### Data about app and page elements

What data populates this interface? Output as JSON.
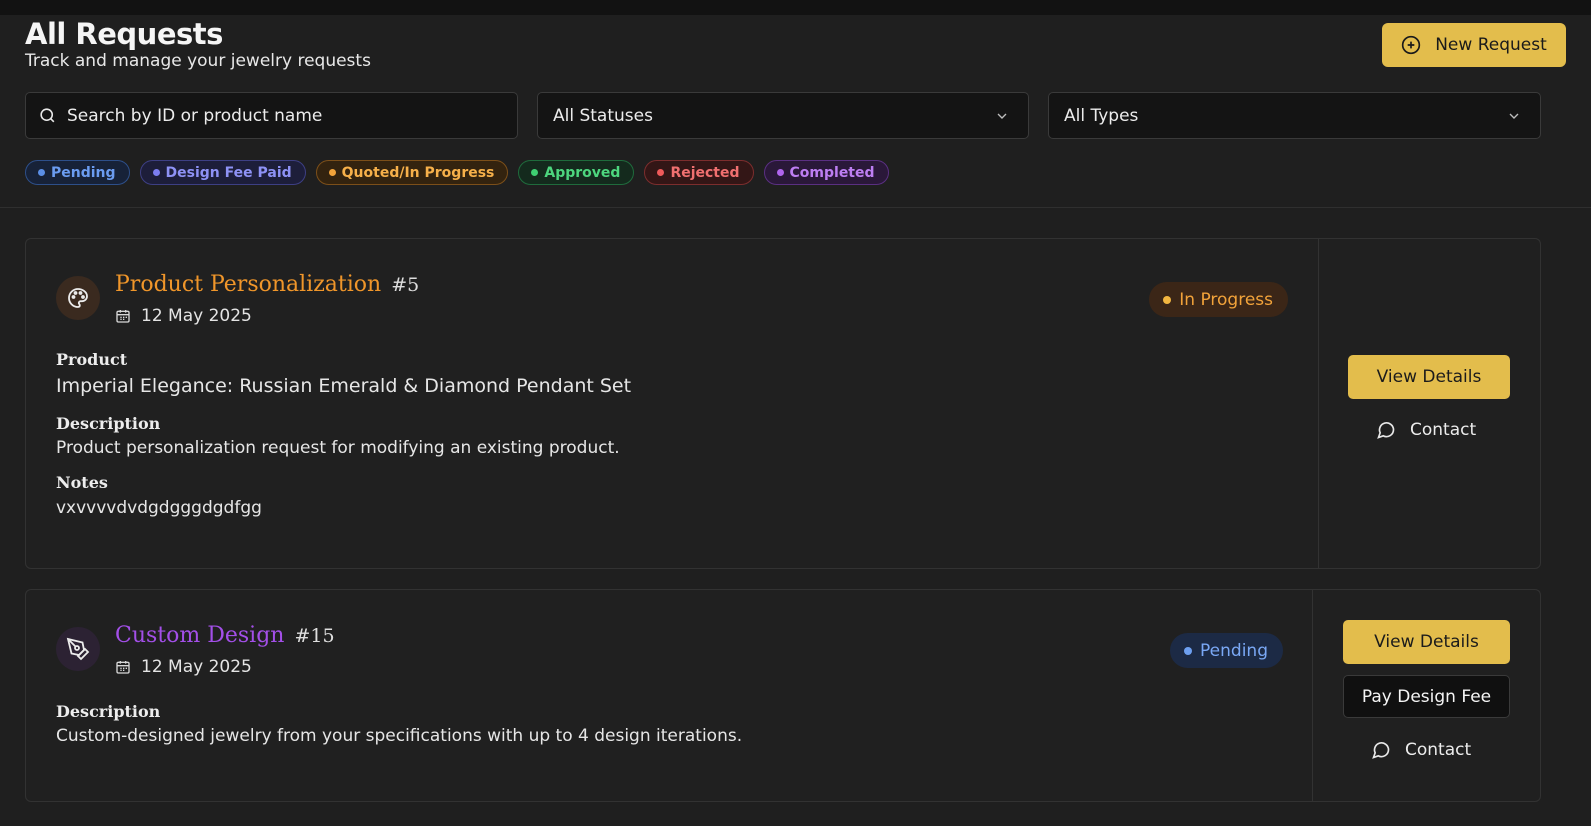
{
  "header": {
    "title": "All Requests",
    "subtitle": "Track and manage your jewelry requests",
    "new_request_label": "New Request"
  },
  "filters": {
    "search_placeholder": "Search by ID or product name",
    "status_select": "All Statuses",
    "type_select": "All Types"
  },
  "legend": [
    {
      "label": "Pending",
      "color": "#5b8fe6"
    },
    {
      "label": "Design Fee Paid",
      "color": "#7b7df0"
    },
    {
      "label": "Quoted/In Progress",
      "color": "#f2a33a"
    },
    {
      "label": "Approved",
      "color": "#3fcf72"
    },
    {
      "label": "Rejected",
      "color": "#ef5a5a"
    },
    {
      "label": "Completed",
      "color": "#b065ee"
    }
  ],
  "requests": [
    {
      "type_title": "Product Personalization",
      "id_label": "#5",
      "date": "12 May 2025",
      "status": "In Progress",
      "product_label": "Product",
      "product_value": "Imperial Elegance: Russian Emerald & Diamond Pendant Set",
      "description_label": "Description",
      "description_value": "Product personalization request for modifying an existing product.",
      "notes_label": "Notes",
      "notes_value": "vxvvvvdvdgdgggdgdfgg",
      "view_details_label": "View Details",
      "contact_label": "Contact",
      "title_color": "#f0962a"
    },
    {
      "type_title": "Custom Design",
      "id_label": "#15",
      "date": "12 May 2025",
      "status": "Pending",
      "description_label": "Description",
      "description_value": "Custom-designed jewelry from your specifications with up to 4 design iterations.",
      "view_details_label": "View Details",
      "pay_fee_label": "Pay Design Fee",
      "contact_label": "Contact",
      "title_color": "#a34fe8"
    }
  ]
}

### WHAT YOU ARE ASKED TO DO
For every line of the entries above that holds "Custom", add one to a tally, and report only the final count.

### EXPECTED ANSWER
2